'We now have an outbreak': 9 cases of measles confirmed in Vancouver
Steven Murray and Kendra Mangione, CTV News Vancouver
Published Friday, February 15, 2019 10:03AM PST
Last Updated Monday, February 18, 2019 6:50PM PST
Editor's note: Initially, Vancouver Coastal Health said there were eight cases. They were not, however, counting a ninth case identified earlier this year and not related to the cases. This article has been updated to reflect that there are nine known cases this year.
Vancouver health officials have identified nine cases of measles in the city in recent weeks.
Speaking at a news conference Friday afternoon, Vancouver Coastal Health's Dr. Althea Hayden said it was determined that all cases are associated with a single school.
"We now have an outbreak," she said.
Hayden said patients include staff, students and family members affiliated with École Jules-Verne, a French-language secondary school.
"We have determined that measles was brought in to this community through travel outside of North America, and it is unrelated to the case that was reported earlier this month in a gentleman who had returned from the Philippines," Hayden said.
She said local health officials have been trying to notify those who may have been exposed to the highly contagious virus, but they have not been able to reach everyone.
Hayden said anyone who develops symptoms and was at the BC Children's Hospital emergency room during the following times is asked to contact their health provider:
- Jan. 21 from 10 a.m. to 6:10 p.m.
- Jan. 23 from 4:45 p.m. to 11:10 p.m.
- Jan. 24 from 8:13 a.m. to 11:40 a.m.
- Feb. 1 from 2 p.m. to 6:55 p.m.
Fortunately, most people in B.C. are immune to measles, and are unlikely to have gotten sick as a result of this exposure, but the virus does spread easily.
- Read more: What you need to know about measles
It can linger in the air for hours after an infected patient has left the room, and can also be spread through sharing food and drinks.
Symptoms start with a fever, cough, runny nose and watery eyes. These symptoms develop between seven to 21 days after exposure.
Concerns about other schools
Over the last two days, public health officials hosted vaccination clinics at Jules-Verne for parents, students and staff concerned about possible exposure.
"This was for people who had already had the shots and just wanted to have an update, or weren't sure if they had both shots," said the school district's health and safety co-ordinator Karine Boily.
"It wasn't that busy. I think most people have received the shots so they are already immunized, but some families did come just in case."
A parent visiting the clinic Friday was happy with the school's response: "You always worry about that, but we did everything we could, and the school is doing as much as they can.
Another measles case has since been confirmed at École Anna‐Hébert Elementary. In a letter sent to parents on Thursday, VCH said students and staff at that school may have been exposed on Jan. 25.
VCH also said Friday that there is one suspected case at Ecole Rose-Des-Vents.
“This is a developing situation for VCH as we are collecting information from people including parents and kids from the affected schools,” the health authority said in a statement.

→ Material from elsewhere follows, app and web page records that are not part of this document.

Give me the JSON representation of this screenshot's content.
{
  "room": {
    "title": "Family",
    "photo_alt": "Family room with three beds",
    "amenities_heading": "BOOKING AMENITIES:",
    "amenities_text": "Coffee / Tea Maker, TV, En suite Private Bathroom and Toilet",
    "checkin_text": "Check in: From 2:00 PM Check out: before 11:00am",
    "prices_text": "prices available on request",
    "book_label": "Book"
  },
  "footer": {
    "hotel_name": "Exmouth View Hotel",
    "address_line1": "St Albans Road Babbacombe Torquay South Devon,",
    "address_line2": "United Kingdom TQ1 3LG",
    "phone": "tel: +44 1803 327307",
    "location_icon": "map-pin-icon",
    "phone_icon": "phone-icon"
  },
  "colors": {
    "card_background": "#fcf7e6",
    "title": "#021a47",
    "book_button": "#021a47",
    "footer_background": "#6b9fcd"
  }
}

VCH is asking parents to call the public health line at 604-675-3900 to speak with a nurse if they think their child may have had the measles in the last three weeks.
Should vaccines be mandatory for students?
"My message today is clear. Get vaccinated. There's no excuse not to be vaccinated," B.C. Health Minister Adrian Dix said Friday.
But he skirted the question of whether vaccines should be mandatory for students who attend public schools - the subject of a petition that has now surpassed 10,000 signatures.
The province's top doctor said she's not in favour of mandatory vaccines, but there is one change she would like to see.
"What I do think would be helpful for a variety of reasons is to have mandatory reporting of students' immunization status at entry to schools but also in daycares," Provincial Health Officer Bonnie Henry said in a phone interview.
"That's an opportunity for us to connect with them, with children whose immunizations are not up to date, to inform parents and to work with them."
It's a model she said she's seen work in other parts of the country and around the world.
"That has been shown to be effective in bringing up immunization rates and then protection of all children," Henry said.
She said making immunizations themselves mandatory can provoke people who are anti-vaccine, but an opportunity for education has been valuable elsewhere.
What to do if you think you have measles
Boily said most students are immunized, but because of how easily the virus can spread, there were concerns it may spread.
Her advice to those worried about contacting measles is simple: "We remind everybody to wash their hands… if they feel sick, to connect with their physicians."
While most people in Canada have been protected through vaccination, those who haven’t been immunized or need a measles shot can get vaccinated for free at City Centre Urgent Primary Care Centre.
Family doctors and pharmacies may also offer the vaccine, but anyone who thinks they've been exposed is asked to call ahead before visiting an office or clinic.
With files from CTV Vancouver's Maria Weisgarber